Engineers are hoping for more opportunities to innovate as they progress in their careers, and welcome Prime Minister Lee Hsien Loong's recent call for Singapore to rethink what engineering means.
They told The Straits Times that their jobs are limited to behind-the- scenes roles and their salaries do not match up with market benchmarks. Some raised concerns that mid-level engineers are not adequately compensated, unlike those in the financial sector.
During a visit to Silicon Valley in California last week, PM Lee met engineers - including Singaporeans working there - who expressed concerns about the situation here.
He agreed that Singapore firms do not always treat engineering as the core of the business, an attitude which needs to change. "They see it as a support function - my computer is broken, call an engineer and fix it... we really need to reposition our conception of what engineering is about, and how important engineering is to us."
Mr Lee's remarks come as the civil service pushes for more engineers in its ranks.
FAR FROM MUNDANE
Singapore is not suited for engineers who are innovators. People often have this perception that engineers only maintain things and do mundane tasks, but we consider ourselves to possess more than that.
COMPUTER ENGINEER KEVIN ONG
The gross monthly starting salary of engineering graduates from the National University of Singapore (NUS) and Nanyang Technological University (NTU) who started work in 2014 was $3,000 to $3,770, according to the Manpower Ministry.
Despite his starting pay of $3,300 being higher than most of his peers from other professions, process engineer Chua Qiru, 28, who works for an engineering procurement and construction firm, is worried that his increments as he progresses may not be as promising.
Some engineers with a few years of experience said their annual pay increase can be as little as $100.
Ms Eve Yap, director of marketing and corporate communications at ManpowerGroup Singapore, said the income gap between professional engineers and other professionals like doctors and lawyers "may be at least 1.5 times" as their careers progress.
People tend to shun the profession for other fields like banking as they perceive it to be dull, not as high-paying in the long term and involving work that gets their hands dirty.
Computer engineer Kevin Ong, 34, said engineers put in long hours but receive little recognition.
"Singapore is not suited for engineers who are innovators," said Mr Ong, who has been with a multinational corporation for the past four years. "There's this perception that engineers maintain things and do mundane tasks but we consider ourselves to possess more than that."

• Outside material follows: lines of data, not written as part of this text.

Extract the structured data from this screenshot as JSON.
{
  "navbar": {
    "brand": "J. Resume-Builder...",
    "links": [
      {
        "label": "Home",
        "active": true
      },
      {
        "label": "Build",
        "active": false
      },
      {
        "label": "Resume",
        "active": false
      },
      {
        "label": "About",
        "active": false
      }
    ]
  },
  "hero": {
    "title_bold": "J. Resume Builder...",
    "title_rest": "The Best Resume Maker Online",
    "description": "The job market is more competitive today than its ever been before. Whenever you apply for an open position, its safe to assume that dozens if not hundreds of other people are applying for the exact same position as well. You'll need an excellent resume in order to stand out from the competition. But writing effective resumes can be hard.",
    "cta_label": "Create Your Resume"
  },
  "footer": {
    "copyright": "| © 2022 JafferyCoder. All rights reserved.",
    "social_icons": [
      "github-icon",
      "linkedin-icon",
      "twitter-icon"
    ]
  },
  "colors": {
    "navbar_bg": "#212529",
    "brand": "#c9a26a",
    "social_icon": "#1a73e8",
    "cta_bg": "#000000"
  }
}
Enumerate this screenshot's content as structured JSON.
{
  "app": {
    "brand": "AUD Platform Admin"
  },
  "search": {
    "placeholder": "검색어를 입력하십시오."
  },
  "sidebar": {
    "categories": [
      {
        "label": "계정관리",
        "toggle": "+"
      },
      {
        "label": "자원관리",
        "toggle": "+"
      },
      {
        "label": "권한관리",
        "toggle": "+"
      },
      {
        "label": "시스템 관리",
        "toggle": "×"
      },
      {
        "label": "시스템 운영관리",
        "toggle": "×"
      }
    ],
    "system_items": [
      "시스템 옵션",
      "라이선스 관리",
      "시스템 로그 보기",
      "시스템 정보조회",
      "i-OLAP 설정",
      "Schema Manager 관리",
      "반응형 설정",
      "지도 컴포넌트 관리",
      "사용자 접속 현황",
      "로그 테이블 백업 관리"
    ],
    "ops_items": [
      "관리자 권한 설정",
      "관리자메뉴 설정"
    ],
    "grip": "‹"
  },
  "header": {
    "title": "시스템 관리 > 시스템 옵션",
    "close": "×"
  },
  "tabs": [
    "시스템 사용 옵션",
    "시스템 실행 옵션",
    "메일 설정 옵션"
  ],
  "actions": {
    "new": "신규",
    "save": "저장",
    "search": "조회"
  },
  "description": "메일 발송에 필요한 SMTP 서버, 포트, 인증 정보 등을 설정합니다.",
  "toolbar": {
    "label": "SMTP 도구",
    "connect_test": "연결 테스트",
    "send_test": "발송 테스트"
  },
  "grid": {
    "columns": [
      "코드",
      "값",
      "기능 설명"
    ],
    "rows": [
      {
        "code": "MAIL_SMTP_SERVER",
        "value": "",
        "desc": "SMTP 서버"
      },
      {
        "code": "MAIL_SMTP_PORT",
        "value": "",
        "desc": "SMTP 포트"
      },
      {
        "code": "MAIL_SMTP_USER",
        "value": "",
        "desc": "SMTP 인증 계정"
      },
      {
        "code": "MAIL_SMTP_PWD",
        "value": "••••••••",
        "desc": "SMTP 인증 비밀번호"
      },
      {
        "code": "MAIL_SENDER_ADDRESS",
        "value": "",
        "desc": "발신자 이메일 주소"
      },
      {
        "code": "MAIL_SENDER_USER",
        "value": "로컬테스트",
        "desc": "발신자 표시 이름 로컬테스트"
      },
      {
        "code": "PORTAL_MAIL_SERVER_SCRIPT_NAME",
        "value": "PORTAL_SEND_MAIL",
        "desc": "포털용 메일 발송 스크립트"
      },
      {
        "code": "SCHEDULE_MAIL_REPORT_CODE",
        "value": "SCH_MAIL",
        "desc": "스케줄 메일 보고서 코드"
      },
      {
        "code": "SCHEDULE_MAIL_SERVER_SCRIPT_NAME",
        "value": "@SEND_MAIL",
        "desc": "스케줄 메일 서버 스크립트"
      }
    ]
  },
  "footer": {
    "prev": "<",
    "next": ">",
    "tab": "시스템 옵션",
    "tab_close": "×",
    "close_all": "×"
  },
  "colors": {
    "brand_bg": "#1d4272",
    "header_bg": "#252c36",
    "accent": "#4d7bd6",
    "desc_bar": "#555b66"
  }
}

However, engineering courses continue to attract steady intakes. Last year, NTU took in more than 2,700 engineering students, and NUS accepted over 1,400, figures similar to those in previous years.
Other universities such as the Singapore University of Technology and Design and Singapore Institute of Technology, as well as private schools, also offer engineering courses.
Earlier this week, Deputy Prime Minister Teo Chee Hean said the Government will hire 1,000 engineers this year, expanding the existing pool by over 13 per cent. There are about 7,700 engineers in the public service. The Government will also review the salaries of public-sector engineers.
Mr Liu Fook Thim, 54, who was in the pioneer engineering class at the then Nanyang Technological Institute in 1981, hopes these new hires can be tapped to "lead and apply new technologies".
Mr Chong Kee Sen, president of the Institution of Engineers, Singapore, pointed out that the future economy will be driven by technology, and requires people with such expertise. He said job satisfaction has to be looked at too.
Engineers in the public service are doing more project management and coordination than hands-on engineering, he noted.
"The job itself must be interesting and challenging," he added. "If they don't have passion for their jobs, then it may be hard to retain them."